Former Texas Longhorns head football coach Darrell Royal passed away at the age of 88, according to a report from the Associated Press (h/t ESPN.com).
University of Texas spokesman Nick Voinis on Wednesday confirmed Royal's death. Royal had suffered from Alzheimer's disease and recently fell at an assisted living center where he was receiving care.
In his career with the Longhorns, which started in 1957 and lasted until 1976, Royal led the program to 167 victories, 16 bowl appearances (including eight wins) and two undefeated national championship seasons in 1963 and 1969, as well as a share of a third in 1970.
Before arriving in Texas, Royal spent two seasons as the head coach at Mississippi State and one year at Washington. He had 184 wins in his coaching career and never had a losing season in 23 years.
The University of Texas named its home stadium after him in 1996, calling it the Darrell K. Royal-Texas Memorial Stadium. He was also a fixture with the program as athletic director, a position he held from 1962-1979.
Royal's legacy at Texas is one of the most storied in all of college football. He brought a style of football and swagger to Austin that was unlike anything else in the sport at the time. It showed in his results on and off the field.
We often hear tales about head coaches being larger-than-life figures. Some of it is just hyperbole, but in the case of Royal it absolutely applies.
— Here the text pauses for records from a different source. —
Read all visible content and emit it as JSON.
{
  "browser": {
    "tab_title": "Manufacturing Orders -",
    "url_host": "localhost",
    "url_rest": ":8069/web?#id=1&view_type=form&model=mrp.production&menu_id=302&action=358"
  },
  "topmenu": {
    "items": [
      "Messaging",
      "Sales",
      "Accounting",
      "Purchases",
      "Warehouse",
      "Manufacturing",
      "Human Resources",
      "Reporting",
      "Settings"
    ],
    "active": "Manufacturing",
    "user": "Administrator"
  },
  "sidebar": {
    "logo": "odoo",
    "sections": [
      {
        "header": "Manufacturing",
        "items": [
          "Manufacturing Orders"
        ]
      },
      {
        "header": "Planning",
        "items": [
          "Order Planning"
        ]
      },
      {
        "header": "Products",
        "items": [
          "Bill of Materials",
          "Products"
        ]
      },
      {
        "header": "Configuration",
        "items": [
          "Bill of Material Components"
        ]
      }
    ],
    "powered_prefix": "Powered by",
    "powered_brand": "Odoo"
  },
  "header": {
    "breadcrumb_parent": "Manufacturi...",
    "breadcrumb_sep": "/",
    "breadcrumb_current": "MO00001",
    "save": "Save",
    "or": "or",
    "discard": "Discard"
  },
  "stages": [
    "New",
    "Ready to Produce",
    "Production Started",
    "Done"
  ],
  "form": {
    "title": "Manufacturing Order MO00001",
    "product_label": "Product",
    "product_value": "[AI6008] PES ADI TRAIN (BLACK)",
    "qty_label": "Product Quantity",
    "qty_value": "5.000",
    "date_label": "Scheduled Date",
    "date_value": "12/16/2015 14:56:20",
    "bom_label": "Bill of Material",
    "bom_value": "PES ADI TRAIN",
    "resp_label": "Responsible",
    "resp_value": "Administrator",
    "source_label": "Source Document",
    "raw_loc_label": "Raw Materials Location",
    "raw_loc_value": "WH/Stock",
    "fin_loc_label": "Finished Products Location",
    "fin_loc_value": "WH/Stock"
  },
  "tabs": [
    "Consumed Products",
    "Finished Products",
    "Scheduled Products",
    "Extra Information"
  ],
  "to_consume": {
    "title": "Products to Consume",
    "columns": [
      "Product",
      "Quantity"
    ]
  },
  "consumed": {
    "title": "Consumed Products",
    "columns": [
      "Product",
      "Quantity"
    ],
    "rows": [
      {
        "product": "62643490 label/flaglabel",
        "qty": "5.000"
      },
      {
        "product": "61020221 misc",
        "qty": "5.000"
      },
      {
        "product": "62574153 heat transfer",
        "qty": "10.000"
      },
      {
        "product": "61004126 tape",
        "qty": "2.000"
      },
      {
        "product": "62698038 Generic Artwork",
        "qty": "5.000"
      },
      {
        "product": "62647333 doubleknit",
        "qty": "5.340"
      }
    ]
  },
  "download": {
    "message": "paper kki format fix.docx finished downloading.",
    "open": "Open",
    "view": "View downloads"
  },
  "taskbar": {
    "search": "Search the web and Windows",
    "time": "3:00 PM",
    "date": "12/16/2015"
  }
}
He was an institution at Texas during his time there, and he remained one of the most revered figures the program has ever known long after he left.